▶ [Task directions] Where the records below have a line with "Needed", that line is to be copied.

(The records Opens)

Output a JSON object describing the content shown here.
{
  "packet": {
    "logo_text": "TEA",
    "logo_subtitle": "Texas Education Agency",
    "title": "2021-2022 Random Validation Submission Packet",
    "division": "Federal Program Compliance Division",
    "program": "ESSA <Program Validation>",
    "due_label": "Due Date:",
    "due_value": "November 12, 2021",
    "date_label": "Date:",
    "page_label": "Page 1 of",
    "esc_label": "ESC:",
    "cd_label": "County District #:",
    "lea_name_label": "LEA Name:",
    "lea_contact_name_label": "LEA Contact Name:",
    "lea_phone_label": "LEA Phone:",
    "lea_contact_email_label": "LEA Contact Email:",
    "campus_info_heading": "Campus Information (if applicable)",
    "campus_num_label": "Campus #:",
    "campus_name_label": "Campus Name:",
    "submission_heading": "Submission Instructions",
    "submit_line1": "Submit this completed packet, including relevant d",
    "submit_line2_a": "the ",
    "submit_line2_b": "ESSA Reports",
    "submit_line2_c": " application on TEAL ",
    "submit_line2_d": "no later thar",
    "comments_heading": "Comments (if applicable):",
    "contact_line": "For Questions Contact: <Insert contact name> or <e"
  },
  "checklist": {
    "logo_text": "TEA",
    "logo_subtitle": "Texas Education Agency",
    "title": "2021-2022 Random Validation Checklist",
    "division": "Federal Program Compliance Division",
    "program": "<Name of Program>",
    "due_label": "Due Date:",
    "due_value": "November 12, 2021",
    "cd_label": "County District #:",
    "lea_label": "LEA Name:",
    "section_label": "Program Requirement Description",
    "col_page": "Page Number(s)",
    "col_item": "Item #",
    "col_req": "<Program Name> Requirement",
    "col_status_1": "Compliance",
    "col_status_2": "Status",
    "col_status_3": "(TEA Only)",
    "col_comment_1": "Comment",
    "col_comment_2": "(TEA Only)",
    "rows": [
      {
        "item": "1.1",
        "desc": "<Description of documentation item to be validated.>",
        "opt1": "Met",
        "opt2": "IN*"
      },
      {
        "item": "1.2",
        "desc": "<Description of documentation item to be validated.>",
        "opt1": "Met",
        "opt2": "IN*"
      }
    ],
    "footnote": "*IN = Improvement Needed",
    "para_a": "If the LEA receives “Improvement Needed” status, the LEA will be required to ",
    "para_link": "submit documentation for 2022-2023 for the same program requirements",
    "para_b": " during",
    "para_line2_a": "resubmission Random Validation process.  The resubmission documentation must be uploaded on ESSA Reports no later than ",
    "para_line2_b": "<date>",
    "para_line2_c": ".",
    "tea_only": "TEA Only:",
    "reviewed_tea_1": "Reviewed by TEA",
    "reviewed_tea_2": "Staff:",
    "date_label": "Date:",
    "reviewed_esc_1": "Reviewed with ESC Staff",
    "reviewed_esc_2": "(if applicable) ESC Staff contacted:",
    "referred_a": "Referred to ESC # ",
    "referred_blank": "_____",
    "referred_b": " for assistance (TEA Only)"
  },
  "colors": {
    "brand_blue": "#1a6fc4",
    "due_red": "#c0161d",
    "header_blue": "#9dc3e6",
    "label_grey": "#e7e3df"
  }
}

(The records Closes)

▶ [Output of the task]
    "footnote": "*IN = Improvement Needed",
    "para_a": "If the LEA receives “Improvement Needed” status, the LEA will be required to ",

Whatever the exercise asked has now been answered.